Article

Asia hedge fund startups slow


Added on 01/09/2015

Hedge fund launches in Asia are on track to decline for the third straight year as equity-market volatility prompted investors in the region to pare risk, reports Bloomberg.

Forty-one new hedge funds opened in Asia in the first half of 2015, compared with 55 for the same period in 2014, according to Singapore-based data provider Eurekahedge Pte. Last year, the number of new hedge funds dropped to 117, from 149 launches in 2013 and 180 in 2012, Eurekahedge data show.

Investors had been pulling back from riskier assets even before a market rout started in June, when concerns about China’s slowing growth and the prospect of rising interest rates in the US sent stocks and commodities tumbling. Several factors have combined to slow hedge fund startups, including the macro risk environment and the availability of skilled managers, according to Peter Ryan-Kane, managing director and head of portfolio advisory Asia Pacific at consulting firm Towers Watson.
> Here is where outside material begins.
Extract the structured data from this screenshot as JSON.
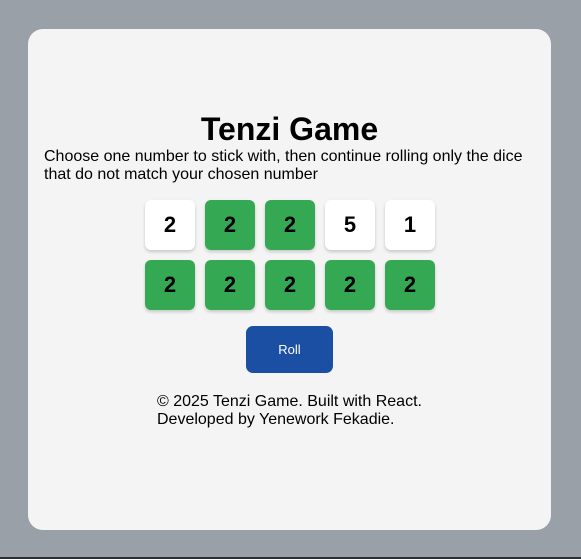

“We are years and years away from the last downturn, perhaps on the brink of the next, so the demand factors will be weaker,” Ryan-Kane said. “Also the shakeout in banking and asset management has abated somewhat for now, so there may be fewer traders and the like looking to set up shop.”
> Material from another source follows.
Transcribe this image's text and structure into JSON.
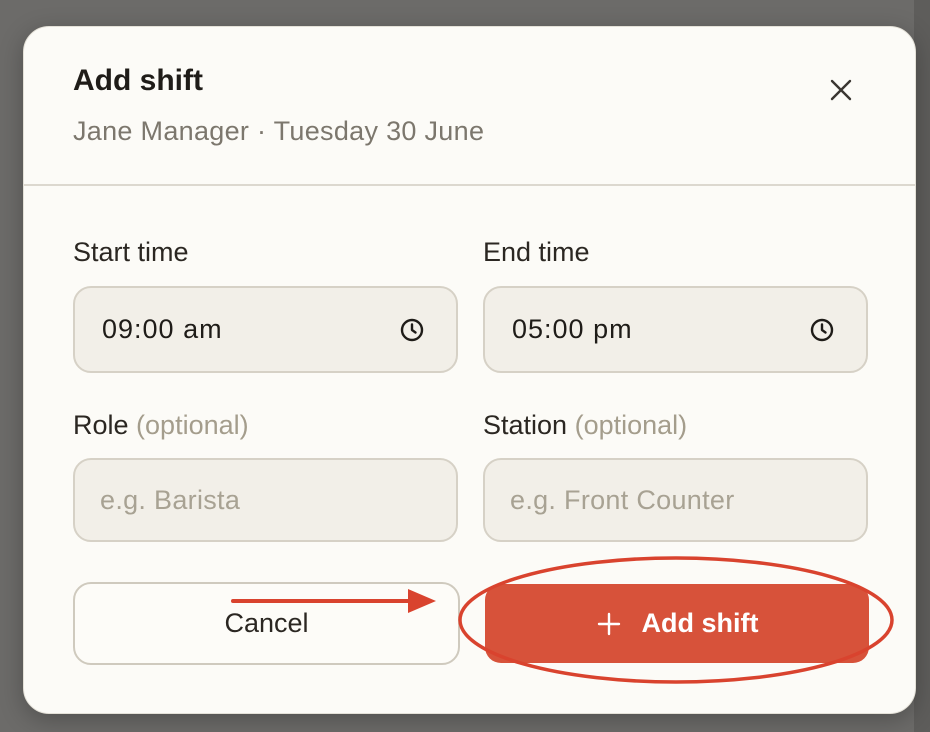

BlackRock, Fortress

Among the biggest hedge funds that opened this year were Zentific Investment Management, the market-neutral strategy led by former BlackRock Inc. employee Christopher Lee, and Graticule Asia Macro Advisors, a spin-out of Fortress Investment Group LLC overseen by Adam Levinson. Funds in the pipeline include Zaaba Capital, Mohan Rajasooria’s firm which will open with at least US$250 million by year-end.
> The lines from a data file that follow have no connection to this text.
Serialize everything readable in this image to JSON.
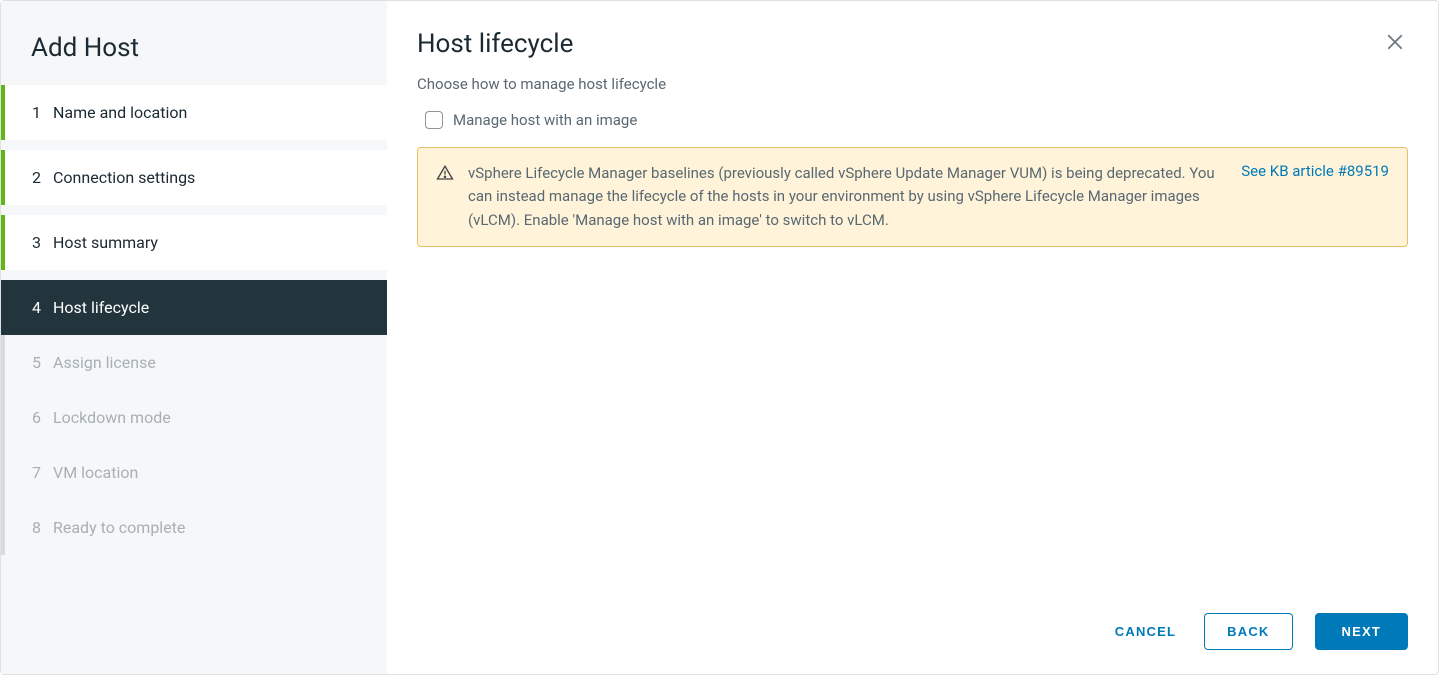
{
  "sidebar": {
    "title": "Add Host",
    "steps": [
      {
        "num": "1",
        "label": "Name and location",
        "state": "completed"
      },
      {
        "num": "2",
        "label": "Connection settings",
        "state": "completed"
      },
      {
        "num": "3",
        "label": "Host summary",
        "state": "completed"
      },
      {
        "num": "4",
        "label": "Host lifecycle",
        "state": "active"
      },
      {
        "num": "5",
        "label": "Assign license",
        "state": "upcoming"
      },
      {
        "num": "6",
        "label": "Lockdown mode",
        "state": "upcoming"
      },
      {
        "num": "7",
        "label": "VM location",
        "state": "upcoming"
      },
      {
        "num": "8",
        "label": "Ready to complete",
        "state": "upcoming"
      }
    ]
  },
  "main": {
    "title": "Host lifecycle",
    "subtitle": "Choose how to manage host lifecycle",
    "checkbox_label": "Manage host with an image",
    "alert": {
      "text": "vSphere Lifecycle Manager baselines (previously called vSphere Update Manager VUM) is being deprecated. You can instead manage the lifecycle of the hosts in your environment by using vSphere Lifecycle Manager images (vLCM). Enable 'Manage host with an image' to switch to vLCM.",
      "link": "See KB article #89519"
    }
  },
  "footer": {
    "cancel": "CANCEL",
    "back": "BACK",
    "next": "NEXT"
  }
}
Redemptions and closures may increase in the coming months, after many hedge funds have performed poorly, according to Mohammad Hassan, a senior analyst at Eurekahedge. The Eurekahedge Asian Hedge Fund Index fell 1.6 per cent in June and was down 2.5 per cent in July. August’s losses are estimated at 3.5 per cent, Hassan said. Greater China hedge funds fell 8.4 per cent in July and are forecast to drop at least 10 per cent in August, Eurekahedge data show. The Shanghai Composite Index declined 12.5 per cent in August, after tumbling 14 per cent in July.

“Generally our analysis shows that if you have three consecutive months of losses, investor redemptions will go up,” Hassan said.

Also contributing to a slower pace of new hedge fund openings are rising regulatory costs and operational expenses, according to Hassan. Rising costs have encouraged hedge funds to run their strategies on platforms such as Swiss-Asia Holding Pte and Gordian Capital Singapore Pte, which handle the operational aspects of running a fund, as opposed to starting a stand-alone firm, Hassan said.